Puerto Rico's Farmers Face a Long Road to Recovery
On the morning of September 21, 2017, Carlos Lago and Justina Díaz Bisbal emerged from their household into a post-apocalyptic world. Their once-lush five-acre fruit farm in southern Puerto Rico was entirely stripped of its foliage. Tree limbs were broken or twisted; pieces of metal from nearby homes, trash, and even a mattress were strewn across their property. The damage wrought by Hurricane Maria was unlike anything the older couple had ever witnessed.
“Upon seeing all of the destruction, we looked at each other,” Díaz Bisbal told Earther in Spanish. “I asked, ‘What do we do now?’ He [Lago] answered, ‘We start over.’”
Maria wiped out 80 percent of Puerto Rico’s crops and exposed the island’s lack of locally-produced food.
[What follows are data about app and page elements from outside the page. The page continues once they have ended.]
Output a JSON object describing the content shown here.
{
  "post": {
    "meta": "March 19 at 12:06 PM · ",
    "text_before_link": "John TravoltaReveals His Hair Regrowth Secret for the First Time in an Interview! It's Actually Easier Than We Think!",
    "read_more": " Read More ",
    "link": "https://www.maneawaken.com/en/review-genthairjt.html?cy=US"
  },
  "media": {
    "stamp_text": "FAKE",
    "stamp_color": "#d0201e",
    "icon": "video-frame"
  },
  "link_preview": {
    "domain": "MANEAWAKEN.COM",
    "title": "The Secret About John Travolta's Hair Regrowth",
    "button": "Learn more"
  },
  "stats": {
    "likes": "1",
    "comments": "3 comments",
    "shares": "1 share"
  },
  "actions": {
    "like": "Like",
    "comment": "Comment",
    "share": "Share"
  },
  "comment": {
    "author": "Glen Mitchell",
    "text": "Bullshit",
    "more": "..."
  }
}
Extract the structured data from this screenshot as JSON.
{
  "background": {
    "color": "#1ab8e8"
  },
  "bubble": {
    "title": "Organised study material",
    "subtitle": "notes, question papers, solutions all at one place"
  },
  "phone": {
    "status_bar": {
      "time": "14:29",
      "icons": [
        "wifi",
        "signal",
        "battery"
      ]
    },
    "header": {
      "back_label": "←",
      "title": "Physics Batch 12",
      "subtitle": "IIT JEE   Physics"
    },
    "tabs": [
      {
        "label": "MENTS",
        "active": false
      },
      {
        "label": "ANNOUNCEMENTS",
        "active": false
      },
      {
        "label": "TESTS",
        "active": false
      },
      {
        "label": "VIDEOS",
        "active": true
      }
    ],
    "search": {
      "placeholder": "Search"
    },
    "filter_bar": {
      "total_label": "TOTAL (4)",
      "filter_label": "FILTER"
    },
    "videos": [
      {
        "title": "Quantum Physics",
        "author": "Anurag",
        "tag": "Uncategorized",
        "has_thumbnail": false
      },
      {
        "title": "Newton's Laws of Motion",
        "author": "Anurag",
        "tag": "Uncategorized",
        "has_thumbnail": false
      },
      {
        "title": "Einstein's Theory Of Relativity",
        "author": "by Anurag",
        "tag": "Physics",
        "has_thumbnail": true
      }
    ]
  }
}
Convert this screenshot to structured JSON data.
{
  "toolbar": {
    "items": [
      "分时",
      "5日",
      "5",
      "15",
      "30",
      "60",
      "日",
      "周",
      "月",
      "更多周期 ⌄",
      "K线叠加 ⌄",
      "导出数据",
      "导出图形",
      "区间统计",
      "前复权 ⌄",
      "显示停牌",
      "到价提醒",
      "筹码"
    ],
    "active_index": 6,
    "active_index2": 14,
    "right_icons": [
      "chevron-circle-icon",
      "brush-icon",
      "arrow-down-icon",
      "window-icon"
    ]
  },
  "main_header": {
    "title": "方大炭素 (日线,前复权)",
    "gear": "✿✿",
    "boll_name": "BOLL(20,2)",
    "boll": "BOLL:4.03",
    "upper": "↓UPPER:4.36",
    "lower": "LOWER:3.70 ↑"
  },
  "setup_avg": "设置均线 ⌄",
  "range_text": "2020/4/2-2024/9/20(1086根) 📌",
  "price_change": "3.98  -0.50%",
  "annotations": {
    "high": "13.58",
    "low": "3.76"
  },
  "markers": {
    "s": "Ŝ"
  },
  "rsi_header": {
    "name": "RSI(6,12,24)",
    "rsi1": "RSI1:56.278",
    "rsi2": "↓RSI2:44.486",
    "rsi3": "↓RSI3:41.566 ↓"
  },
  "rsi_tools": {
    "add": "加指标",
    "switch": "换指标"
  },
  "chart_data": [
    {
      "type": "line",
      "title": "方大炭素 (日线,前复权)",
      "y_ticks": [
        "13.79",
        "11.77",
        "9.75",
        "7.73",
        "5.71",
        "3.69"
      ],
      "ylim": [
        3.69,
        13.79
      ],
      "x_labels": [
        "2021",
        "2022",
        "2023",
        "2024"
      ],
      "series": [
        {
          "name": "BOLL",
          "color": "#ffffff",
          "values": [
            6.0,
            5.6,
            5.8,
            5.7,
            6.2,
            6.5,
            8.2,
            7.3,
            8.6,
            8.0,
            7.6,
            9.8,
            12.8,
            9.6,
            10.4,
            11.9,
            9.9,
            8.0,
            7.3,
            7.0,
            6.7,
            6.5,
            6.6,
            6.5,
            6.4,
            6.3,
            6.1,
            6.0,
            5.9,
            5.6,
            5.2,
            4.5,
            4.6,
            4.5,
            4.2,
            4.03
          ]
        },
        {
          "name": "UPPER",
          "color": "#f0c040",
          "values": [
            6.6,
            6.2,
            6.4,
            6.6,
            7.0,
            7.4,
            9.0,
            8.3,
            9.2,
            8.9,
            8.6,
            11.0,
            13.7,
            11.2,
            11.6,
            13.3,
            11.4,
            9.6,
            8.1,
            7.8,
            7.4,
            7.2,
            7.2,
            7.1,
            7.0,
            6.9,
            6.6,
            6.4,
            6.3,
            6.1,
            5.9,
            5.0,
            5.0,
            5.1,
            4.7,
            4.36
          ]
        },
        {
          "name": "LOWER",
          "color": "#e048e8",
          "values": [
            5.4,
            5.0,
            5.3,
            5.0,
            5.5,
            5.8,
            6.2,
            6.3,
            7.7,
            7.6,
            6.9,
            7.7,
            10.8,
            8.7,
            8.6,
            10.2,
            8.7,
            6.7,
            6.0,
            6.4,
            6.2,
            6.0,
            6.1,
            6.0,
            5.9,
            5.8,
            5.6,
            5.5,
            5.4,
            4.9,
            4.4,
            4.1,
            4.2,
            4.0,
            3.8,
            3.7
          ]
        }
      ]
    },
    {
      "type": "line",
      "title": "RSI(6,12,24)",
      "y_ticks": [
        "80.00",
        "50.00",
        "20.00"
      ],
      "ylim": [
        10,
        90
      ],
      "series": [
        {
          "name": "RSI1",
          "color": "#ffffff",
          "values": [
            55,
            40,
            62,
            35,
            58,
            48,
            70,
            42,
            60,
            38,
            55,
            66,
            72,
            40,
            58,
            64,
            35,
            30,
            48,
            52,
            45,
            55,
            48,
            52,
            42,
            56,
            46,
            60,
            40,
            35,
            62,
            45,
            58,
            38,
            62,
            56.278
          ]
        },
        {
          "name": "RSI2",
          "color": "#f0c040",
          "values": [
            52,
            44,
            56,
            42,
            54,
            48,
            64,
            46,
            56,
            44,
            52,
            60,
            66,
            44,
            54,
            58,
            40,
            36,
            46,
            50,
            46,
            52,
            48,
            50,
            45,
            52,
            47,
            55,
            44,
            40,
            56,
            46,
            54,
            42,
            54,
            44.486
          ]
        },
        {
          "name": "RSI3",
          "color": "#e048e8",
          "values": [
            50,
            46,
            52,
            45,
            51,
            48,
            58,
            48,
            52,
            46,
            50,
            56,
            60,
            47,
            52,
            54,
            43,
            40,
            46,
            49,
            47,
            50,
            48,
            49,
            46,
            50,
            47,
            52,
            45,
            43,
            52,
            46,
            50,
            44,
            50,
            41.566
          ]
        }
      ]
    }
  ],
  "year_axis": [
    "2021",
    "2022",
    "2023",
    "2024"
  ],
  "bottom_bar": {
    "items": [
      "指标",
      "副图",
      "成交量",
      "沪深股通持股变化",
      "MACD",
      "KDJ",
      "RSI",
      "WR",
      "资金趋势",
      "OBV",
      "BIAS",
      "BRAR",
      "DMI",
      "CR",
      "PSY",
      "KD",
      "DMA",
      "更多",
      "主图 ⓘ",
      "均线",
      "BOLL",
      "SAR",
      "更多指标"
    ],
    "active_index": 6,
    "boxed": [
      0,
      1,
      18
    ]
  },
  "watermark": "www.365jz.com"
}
Before the storm, Puerto Rico was importing more than 85 percent of its food. In its immediate aftermath, that number jumped to 95 percent. Plantains, a staple of Puerto Rican cuisine, had to be brought in in from surrounding islands; coffee crops were decimated. A lack of electricity to power irrigation systems and farming machinery exacerbated how long most farms were out of action, while the Jones Act—an obscure relic from 1920—initially stalled deliveries of much-needed relief supplies such as animal feed, by requiring them to be transported via U.S. vessels. (The Act was waived for Puerto Rico about a week after the storm struck.)